www.aipm.com.au Project Manager 17 BY CLAIRE CHAFFEY WHILE COMPLEX PROJECT MANAGEMENT THEORY IS STILL IN A STATE OF FLUX, THERE ARE KEY PRINCIPLES THAT ENABLE PROJECT MANAGERS TO ADEQUATELY DEAL WITH COMPLEX PROJECTS. W hen the Americans managed to land the rst man on the moon in 1969, the whole world watched with awe and wonder. How could something so mar vellous have been achieved? How could such a complex idea actually work? e key to the mission's success, though, was that it was, in fact, not a complex project at all. Complicated? Yes. Remarkable? De nitely. However, the American Space Project was the successful application of physics and engineering within a predictable, measurable and stable environment. Although a grandiose result, the mission was a traditional -- or linear -- project, managed within the bounds of traditional project management tools and theories. So if landing on the moon is not considered complex, just what constitutes a complex project? And how do project managers go about managing them? Debates and definitions Although complex project management (CPM) is now a well-recognised idea both in Australia and inter nationally, there is still no settled CPM theory per se, and even agreeing on a universally accepted de nition of comple xity has proven a challenge. Stephen Hayes, the Managing Director and CEO of the Inter national Centre for Complex Project Management, says that given the absence of an agreed theory, it would be arrogant to try to suggest what the de nition of comple xity is. What he can say, however, is that CPM does not supplant traditional project management and must work alongside it. "CPM is moving beyond the hierarchical, linear perspective that we have seen developed over many years," he says. "Some projects are so complex that the traditional methods, while important, are not sufficient." Associate Professor Simon Atkinson of the Complex Civil Systems Research Group and Project Management Programme, Civil Engineering at the University of Sydney, says high levels of ambiguity and uncertainty typically characterise complex projects. "Often you are dealing with instabilities, and di erent classes of instability," he says. "CPM is not simply dealing with large scales. It's dealing with what I would say is the non-linear: projects where two and two simply don't make four." ( THE SQUARE OUTSIDE SO IF LANDING ON THE MOON IS NOT CONSIDERED COMPLEX, JUST WHAT CONSTITUTES A COMPLEX PROJECT?
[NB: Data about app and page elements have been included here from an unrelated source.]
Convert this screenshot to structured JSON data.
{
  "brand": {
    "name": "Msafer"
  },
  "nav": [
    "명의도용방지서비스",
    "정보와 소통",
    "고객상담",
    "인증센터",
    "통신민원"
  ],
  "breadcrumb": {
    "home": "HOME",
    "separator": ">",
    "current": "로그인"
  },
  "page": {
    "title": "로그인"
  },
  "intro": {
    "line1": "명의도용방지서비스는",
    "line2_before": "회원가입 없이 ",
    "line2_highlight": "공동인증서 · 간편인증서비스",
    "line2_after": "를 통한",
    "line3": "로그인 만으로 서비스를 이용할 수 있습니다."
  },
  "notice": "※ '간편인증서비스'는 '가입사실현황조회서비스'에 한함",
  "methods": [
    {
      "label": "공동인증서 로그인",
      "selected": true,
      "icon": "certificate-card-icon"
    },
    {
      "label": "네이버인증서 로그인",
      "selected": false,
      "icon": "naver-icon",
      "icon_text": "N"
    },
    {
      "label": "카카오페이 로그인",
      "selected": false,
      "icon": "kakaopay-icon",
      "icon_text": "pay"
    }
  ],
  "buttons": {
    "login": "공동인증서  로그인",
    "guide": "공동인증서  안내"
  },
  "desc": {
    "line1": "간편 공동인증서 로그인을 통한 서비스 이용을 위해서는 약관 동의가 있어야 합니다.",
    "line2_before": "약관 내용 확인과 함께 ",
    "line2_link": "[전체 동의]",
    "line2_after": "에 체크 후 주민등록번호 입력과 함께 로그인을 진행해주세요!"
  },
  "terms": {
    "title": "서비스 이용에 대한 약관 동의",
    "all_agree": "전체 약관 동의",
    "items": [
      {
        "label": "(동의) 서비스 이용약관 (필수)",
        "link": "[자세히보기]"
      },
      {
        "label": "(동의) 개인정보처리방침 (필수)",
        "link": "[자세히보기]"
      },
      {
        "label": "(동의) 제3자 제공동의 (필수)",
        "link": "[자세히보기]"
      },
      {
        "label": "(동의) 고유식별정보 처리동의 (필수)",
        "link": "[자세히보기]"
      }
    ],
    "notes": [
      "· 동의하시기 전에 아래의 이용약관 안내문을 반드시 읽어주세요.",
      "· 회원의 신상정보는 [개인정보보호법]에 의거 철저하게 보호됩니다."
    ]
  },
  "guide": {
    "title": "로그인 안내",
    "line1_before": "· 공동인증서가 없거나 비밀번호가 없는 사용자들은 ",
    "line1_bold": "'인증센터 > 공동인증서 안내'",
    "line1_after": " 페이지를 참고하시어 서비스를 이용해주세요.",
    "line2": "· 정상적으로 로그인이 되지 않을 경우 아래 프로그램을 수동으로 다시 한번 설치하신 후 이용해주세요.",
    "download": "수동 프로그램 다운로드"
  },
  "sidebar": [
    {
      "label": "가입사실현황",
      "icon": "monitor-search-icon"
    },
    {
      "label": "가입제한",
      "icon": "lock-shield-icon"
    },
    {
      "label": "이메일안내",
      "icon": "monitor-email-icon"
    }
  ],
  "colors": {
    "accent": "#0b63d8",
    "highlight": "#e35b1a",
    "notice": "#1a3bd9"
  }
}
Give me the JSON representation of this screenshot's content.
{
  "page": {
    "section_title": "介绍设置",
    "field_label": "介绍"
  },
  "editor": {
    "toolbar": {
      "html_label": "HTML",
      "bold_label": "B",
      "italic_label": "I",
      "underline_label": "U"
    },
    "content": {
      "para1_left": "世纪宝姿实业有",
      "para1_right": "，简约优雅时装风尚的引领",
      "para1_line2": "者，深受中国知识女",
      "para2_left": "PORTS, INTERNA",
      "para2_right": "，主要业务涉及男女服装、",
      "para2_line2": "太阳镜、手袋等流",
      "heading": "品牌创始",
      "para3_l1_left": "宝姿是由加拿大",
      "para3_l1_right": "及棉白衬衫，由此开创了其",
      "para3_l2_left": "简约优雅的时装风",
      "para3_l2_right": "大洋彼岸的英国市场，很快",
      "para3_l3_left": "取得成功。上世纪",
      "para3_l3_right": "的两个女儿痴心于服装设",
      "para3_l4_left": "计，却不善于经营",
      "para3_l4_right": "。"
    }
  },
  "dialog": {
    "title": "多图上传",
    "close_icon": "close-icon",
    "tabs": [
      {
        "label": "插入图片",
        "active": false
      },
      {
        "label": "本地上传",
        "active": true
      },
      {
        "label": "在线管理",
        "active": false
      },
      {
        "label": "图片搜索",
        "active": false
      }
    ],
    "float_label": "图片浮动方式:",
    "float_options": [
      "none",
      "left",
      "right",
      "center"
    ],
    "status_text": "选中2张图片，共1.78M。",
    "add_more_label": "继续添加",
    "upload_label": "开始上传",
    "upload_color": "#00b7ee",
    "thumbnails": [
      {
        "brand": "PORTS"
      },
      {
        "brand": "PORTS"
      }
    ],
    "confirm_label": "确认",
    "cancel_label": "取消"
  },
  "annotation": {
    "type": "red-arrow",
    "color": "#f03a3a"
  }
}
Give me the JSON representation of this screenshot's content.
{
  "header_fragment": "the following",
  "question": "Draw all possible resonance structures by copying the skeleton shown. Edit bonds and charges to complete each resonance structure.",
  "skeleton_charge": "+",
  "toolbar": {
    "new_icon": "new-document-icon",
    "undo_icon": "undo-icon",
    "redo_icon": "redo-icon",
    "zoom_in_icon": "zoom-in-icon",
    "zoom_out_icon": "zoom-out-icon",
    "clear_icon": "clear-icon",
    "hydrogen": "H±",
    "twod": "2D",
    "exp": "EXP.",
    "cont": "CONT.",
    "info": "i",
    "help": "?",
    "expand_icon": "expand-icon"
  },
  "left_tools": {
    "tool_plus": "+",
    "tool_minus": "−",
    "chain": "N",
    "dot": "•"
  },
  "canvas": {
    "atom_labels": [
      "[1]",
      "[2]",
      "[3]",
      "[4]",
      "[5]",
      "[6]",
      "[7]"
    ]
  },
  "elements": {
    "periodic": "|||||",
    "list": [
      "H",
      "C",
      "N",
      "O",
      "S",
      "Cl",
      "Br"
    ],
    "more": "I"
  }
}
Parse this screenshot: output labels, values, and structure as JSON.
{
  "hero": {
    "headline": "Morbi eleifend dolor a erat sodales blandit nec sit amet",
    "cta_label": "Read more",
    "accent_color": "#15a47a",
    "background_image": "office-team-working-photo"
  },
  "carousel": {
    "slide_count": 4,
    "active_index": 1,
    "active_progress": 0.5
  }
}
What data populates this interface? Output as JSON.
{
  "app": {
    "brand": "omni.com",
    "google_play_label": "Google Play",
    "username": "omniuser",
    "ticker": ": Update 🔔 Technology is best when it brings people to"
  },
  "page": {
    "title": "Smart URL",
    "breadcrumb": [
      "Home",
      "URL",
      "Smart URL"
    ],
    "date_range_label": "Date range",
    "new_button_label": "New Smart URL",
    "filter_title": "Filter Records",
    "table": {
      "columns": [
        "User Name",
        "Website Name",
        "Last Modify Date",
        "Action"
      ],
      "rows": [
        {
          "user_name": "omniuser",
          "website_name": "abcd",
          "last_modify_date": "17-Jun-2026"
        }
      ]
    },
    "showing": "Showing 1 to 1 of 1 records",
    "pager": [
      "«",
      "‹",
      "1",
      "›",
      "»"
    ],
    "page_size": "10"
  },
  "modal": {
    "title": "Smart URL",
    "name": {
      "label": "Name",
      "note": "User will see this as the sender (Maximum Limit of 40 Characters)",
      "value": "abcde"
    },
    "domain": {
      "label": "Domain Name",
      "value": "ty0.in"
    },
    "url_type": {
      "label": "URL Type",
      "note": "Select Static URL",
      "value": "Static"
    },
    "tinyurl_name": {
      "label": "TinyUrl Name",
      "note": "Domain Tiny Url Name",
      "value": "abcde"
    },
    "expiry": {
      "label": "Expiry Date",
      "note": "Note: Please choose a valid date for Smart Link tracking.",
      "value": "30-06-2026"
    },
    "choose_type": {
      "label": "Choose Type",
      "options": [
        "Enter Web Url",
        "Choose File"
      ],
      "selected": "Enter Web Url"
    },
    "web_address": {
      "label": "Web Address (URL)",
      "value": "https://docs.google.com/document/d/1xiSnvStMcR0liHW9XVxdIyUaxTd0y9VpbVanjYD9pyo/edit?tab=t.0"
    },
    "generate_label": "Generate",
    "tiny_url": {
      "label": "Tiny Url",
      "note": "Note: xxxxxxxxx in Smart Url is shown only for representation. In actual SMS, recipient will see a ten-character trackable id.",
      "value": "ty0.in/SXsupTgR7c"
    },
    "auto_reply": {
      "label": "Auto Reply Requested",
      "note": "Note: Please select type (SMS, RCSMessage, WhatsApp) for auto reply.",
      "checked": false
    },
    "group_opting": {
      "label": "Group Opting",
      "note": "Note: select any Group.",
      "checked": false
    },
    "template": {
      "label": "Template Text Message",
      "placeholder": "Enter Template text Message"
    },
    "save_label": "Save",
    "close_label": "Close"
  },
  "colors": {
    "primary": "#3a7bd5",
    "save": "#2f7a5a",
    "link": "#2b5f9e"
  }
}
Project Manager Apr May 2013
Project Manager Aug Sept 2013